Exercise aim: Search the listing below for the word "Father", and copy every line in which it turns up.

● ● ●

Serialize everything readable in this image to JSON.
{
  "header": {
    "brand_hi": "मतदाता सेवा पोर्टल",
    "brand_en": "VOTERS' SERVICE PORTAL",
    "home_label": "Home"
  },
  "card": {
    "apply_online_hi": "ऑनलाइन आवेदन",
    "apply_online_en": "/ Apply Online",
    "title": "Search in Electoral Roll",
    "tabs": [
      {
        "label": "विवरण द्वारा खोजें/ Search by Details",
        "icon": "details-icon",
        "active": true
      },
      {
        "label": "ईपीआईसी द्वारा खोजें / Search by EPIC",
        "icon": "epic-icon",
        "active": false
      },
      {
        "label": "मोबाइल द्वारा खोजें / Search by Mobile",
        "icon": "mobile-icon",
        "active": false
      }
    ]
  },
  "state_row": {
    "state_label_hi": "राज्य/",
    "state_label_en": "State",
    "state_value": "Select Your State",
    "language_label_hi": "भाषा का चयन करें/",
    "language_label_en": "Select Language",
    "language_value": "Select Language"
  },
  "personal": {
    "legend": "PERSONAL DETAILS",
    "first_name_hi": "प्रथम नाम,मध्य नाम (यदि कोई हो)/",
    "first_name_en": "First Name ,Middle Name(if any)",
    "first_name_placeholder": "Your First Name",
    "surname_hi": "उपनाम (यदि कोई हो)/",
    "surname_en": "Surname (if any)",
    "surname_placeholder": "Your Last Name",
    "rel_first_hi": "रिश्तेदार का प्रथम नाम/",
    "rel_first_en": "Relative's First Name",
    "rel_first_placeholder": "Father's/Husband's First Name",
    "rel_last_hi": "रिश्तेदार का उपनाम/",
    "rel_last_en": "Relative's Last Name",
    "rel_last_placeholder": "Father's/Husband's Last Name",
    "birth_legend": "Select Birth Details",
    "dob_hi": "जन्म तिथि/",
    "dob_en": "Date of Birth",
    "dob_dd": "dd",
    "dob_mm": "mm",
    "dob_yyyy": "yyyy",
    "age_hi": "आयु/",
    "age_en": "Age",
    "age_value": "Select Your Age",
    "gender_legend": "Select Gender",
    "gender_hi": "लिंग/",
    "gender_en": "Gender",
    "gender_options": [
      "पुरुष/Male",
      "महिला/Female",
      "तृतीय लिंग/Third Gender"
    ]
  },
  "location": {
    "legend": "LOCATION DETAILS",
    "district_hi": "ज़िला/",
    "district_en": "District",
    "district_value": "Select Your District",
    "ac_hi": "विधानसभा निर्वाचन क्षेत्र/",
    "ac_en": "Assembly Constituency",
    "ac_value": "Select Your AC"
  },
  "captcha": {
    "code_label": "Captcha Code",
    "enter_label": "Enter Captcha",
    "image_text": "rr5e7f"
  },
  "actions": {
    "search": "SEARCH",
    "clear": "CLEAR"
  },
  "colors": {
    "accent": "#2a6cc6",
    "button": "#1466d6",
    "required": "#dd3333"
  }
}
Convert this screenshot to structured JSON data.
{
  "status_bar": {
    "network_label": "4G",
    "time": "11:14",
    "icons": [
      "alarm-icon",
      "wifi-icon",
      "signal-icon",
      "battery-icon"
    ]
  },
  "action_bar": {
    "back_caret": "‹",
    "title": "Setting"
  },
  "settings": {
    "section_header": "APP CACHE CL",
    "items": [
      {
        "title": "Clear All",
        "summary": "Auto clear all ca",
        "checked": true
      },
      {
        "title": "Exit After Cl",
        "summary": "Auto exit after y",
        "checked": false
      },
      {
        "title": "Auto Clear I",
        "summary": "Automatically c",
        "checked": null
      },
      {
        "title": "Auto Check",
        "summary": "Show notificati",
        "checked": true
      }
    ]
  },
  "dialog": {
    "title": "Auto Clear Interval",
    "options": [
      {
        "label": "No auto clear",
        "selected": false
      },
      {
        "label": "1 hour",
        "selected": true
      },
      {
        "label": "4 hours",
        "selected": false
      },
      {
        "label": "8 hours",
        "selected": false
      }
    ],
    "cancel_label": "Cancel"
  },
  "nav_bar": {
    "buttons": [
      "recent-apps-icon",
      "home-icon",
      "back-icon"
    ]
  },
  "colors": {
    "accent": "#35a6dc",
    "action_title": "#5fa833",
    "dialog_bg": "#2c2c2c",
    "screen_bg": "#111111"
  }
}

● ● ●

Answer to the problem:
    "rel_first_placeholder": "Father's/Husband's First Name",
    "rel_last_placeholder": "Father's/Husband's Last Name",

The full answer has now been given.